Carnegie Mellon has been a leader in robotics technologies research and related research areas such as machine learning, computer vision and graphics.
The state of Pennsylvania is also doing its part to boost the space hub in Pittsburgh.
During a March visit to Astrobotic, Gov. Josh Shapiro announced that the Appalachian Regional Commission in partnership with the Pennsylvania Department of Community and Economic Development awarded a $400,000 grant to the collaborative to grow the space industry and its workforce.
“Astrobotic is an excellent example of the enormous potential we have here in Pennsylvania to innovate and lead, and we’re proud that the first commercial spacecraft to land on the moon is from Pittsburgh,” Shapiro said.
Pennsylvania has invested more than $5 million in Astrobotic through grants and tax credits while the firm has created about 100 high-paying jobs in the city.
“Gov. Shapiro has been instrumental in creating this new space district in and around Astrobotic, which is really our anchor company in this sector,” he said. “This administration created a space district that has Keystone innovation zone designation which is going to allow us to market the area as a real hub for entrepreneurs and start-ups.”
He noted the “open for business” mindset that Pennsylvania has embraced.
Last year under former Gov. Tom Wolf, the state’s corporate income tax was cut. Starting this year, the 9.99% corporate income tax rate will fall to 4.99% over the next nine years.
“We think a really significant signal to companies looking to make investments is that Pennsylvania has its act in order and we’re making ourselves more attractive for business investments,” Smith said.
Things did not always look so bright for the city.
In 2003, Pittsburgh’s bonds amid murmurs of bankruptcy.
In 2018, it finally emerged from 14 years of state oversight and became the second city to exit the state-sponsored workout program commonly known as Act 47.
Now the city’s general obligation bonds are rated A1 by Moody’s Investors Service and AA-minus by S&P Global Ratings and Fitch Ratings. All three agencies assign stable outlooks on the credit.
“Our goal is to build the space industry in the tri-state region.
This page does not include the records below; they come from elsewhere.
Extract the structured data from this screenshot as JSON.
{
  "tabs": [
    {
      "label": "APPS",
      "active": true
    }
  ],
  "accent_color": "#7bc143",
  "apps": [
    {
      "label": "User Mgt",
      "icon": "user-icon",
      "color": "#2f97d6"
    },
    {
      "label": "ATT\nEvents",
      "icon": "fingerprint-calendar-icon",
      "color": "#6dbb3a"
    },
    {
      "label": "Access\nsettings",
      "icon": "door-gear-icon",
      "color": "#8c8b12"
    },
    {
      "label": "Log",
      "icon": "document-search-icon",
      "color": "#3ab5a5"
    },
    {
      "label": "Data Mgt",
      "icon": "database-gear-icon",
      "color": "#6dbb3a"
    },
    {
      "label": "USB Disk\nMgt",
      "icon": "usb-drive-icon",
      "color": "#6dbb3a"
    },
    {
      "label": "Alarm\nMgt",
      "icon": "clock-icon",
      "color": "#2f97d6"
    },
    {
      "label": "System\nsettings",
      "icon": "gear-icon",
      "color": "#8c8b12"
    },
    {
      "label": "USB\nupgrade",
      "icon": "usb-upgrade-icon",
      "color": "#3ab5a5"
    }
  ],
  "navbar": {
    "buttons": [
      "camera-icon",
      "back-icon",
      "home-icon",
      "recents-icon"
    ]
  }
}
We’re working off of existing assets that are very powerful, so we’re not building something out of scratch — we’re placed squarely in the map to achieve what we want to achieve from an economic development standpoint,” said Kasznica. “The future is bright, but we still have a lot to do.”